Tashi delek! We are back with another edition of our Spring Training notes and quotes for your Washington Nationals, where we share news that you need to know that likely won’t end up in a separate story.
It’s a nice, and more importantly, a quick way to keep you up to date on all things Nats, and make use of stuff we transcribed anyway, but without boring you with all of that annoying context, and that pesky stat-based analysis...
[ed. note - “Who told you people hate context and stats? Stop listening to them!”]
But really, we usually include some context and stuff, and some stats too.
[ed. note - “Then why did you just say the complete opposite? What is this, a joke? I don’t get it! And explaining jokes does not make them funnier, ever.”]
Let’s all see what’s up today...
[ed. note - “Let’s... not and say we did. We’re beyond annoyed and we’re sending a note the management of this so-called ‘site.’”]
Here are some of the highlights from manager Davey Martinez’s pregame Zoom call with reporters on Saturday afternoon...
Bad Kind of Rainey:
After working his way back from what was described as soreness in the collar bone area, but mostly behind the scenes in live BP or sim games, reliever Tanner Rainey was finally cleared to go off the mound in Grapefruit League action in Sunday’s matchup with the NY Mets.
“You’ll see Rainey today,” Davey Martinez told reporters in his pregame Zoom call on Sunday morning, as he talked about potential bullpen options should Will Harris (blood clot in right arm) be unavailable for a significant period of time.

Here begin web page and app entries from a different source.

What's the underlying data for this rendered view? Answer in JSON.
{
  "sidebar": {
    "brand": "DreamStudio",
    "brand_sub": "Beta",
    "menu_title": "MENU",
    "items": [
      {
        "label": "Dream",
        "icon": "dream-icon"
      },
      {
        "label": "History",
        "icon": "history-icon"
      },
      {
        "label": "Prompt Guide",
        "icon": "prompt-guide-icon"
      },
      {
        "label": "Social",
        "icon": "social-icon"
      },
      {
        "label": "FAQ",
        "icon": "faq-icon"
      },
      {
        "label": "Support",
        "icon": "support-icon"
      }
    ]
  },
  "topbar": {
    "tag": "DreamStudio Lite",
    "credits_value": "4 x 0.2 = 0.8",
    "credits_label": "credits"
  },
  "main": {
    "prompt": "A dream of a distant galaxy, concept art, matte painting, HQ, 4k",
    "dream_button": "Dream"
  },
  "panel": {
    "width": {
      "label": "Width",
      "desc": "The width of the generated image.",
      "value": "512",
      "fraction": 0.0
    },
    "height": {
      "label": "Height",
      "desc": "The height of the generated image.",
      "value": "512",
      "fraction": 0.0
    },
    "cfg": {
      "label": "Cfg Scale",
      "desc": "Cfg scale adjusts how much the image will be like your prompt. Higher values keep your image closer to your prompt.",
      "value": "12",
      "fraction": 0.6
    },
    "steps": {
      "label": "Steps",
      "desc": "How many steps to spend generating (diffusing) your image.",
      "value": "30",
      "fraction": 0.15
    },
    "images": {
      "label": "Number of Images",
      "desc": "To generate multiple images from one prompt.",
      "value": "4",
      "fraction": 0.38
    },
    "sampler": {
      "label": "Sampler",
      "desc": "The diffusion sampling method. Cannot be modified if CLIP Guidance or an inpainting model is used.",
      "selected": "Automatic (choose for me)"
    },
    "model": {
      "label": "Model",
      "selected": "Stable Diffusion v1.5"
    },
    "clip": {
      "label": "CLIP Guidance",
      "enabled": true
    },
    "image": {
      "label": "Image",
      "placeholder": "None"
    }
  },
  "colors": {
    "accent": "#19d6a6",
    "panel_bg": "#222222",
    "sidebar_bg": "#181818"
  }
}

“Rainey is going to come in and pitch today,” he explained. “I think he is ready to pitch high-leverage situations in the back of that bullpen as well.”
The plan for Rainey in his 2021 Grapefruit League debut?
“He’s going to go out there and throw one inning,” Martinez said.
“And get him up to probably 20-25 pitches if possible. If he finishes it with 13-14, that’s great, but he’s going to face his three batters and we’ll see how he feels.”
Rainey retired the first batter he faced, via strikeout, then proceeded to walk the bases loaded with three straight free passes in what ended up a 22-pitch, seven-strike outing.
“Obviously timing wasn’t there,” Rainey said afterwards.
“Not making the pitches that I wanted to do. The best thing I can take from it was that it was healthy, pain free, so definitely something to build on.”
“The good news is after he came out of the game he had no issues health-wise,” Martinez said. “I felt like he was — his timing was a little off.”
Will he be ready for Opening Day?
“I don’t want to jump ahead of ourselves. We’ll see how he feels in his next outing and then we’ll go from there,” Martinez said.
Hand’s Velo Not A Concern:
Brad Hand’s fastball velocity dropped in 2020. He was hardly the only pitcher for whom that was an issue in the 60-game season, which started in late July after a quick ramp-up. Hand’s heater dropped from 92.4 MPH average in 2019 to 91.4 MPH (though hitters didn’t take any advantage of the decreased velo, hitting just .152 on the pitch, down from a .270 AVG in the 2019 campaign).
Hand talked shortly after signing with the Nationals about focusing on finding that lost velo this winter.
“I’ve been trying to get that dialed up this offseason,” the veteran reliever said.
“One of my biggest priorities this offseason is to figure out what was going different, why the velocity wasn’t there.”
Hand’s manager told reporters on Sunday morning that they weren’t too concerned with what they’ve seen velocity-wise from the southpaw in Spring Training.
“He started out at 88-89-90, topping at 91, now he was 91-93 yesterday, so we’re getting there. We’re getting there,” Martinez said.
“I think by the end of Spring Training, the adrenaline will start pumping a little bit more, and we might see the 94-95 again.
“My biggest thing with him is strikes, and finding his slider. I mean, for him, that’s a huge key. He’s going to be fine. We got this guy because we know what he can do.
“He competes, he’s a competitor. Love having him at the back end of that bullpen, that’s for sure.”
Bench And Bullpen For Opening Day:
How is Davey Martinez going to set his roster up for Opening Day? With the odd 60-game 2020 season in mind, and the light workload for pitchers last year, will the Nationals bring more pitching north at the start of the season? Could they go with nine pitchers and only four players on the bench? Will it be 8/5?
“We’re still trying to sort all that stuff out,” Martinez told reporters. “Like I said, it all depends on, for me, where our starting pitching is, and what we want to do with them guys moving forward. We have a lot of days off early on in the season, so that’s going to help us out a lot in where we’re at, but we still haven’t made any decisions on which direction we want to go.”
Could they manage with just four players on the bench at the start?
“We’ve done it before,” he said. “Would I like to have another bench guy? Yeah, probably. It makes things a lot easier when you want to make moves late in the game, but like I said, you also don’t want to be short on pitching, so we’ll see which direction we go here in the next 10 days.”